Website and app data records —
--------
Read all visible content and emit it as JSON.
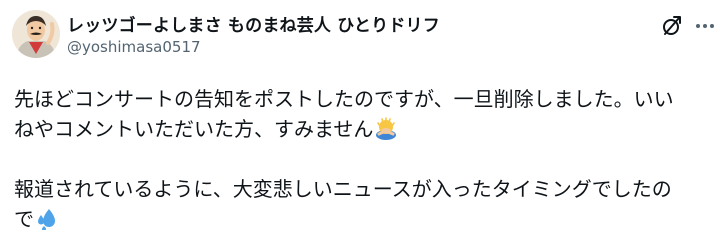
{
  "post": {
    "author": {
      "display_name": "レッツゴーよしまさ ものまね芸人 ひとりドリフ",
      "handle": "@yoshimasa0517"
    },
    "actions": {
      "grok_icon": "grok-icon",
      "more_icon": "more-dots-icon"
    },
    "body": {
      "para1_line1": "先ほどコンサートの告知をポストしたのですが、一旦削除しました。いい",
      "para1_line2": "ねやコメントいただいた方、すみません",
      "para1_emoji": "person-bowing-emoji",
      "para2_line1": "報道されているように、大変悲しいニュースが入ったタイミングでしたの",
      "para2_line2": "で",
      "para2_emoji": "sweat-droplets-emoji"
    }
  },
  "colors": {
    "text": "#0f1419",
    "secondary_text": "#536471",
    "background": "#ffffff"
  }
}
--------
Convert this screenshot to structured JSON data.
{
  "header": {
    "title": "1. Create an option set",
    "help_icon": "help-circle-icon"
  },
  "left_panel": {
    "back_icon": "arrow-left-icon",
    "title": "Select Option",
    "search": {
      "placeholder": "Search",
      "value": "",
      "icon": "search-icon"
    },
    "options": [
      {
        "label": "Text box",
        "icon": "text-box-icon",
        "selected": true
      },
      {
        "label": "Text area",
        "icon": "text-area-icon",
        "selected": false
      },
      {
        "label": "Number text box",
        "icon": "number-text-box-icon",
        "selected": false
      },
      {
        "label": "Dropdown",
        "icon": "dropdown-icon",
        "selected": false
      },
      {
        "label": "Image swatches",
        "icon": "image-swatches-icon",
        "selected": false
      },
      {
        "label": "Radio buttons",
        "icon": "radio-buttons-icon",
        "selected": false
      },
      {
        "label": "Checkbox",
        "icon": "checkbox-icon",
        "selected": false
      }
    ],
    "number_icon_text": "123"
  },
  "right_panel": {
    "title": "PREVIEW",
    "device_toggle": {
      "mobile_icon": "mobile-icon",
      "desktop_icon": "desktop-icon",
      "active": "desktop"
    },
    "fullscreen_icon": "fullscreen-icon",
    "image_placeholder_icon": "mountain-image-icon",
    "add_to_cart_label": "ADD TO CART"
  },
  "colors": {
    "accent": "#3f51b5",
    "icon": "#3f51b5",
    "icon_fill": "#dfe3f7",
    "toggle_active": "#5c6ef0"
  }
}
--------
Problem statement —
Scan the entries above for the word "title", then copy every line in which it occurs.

Answer box —
    "title": "1. Create an option set",
    "title": "Select Option",
    "title": "PREVIEW",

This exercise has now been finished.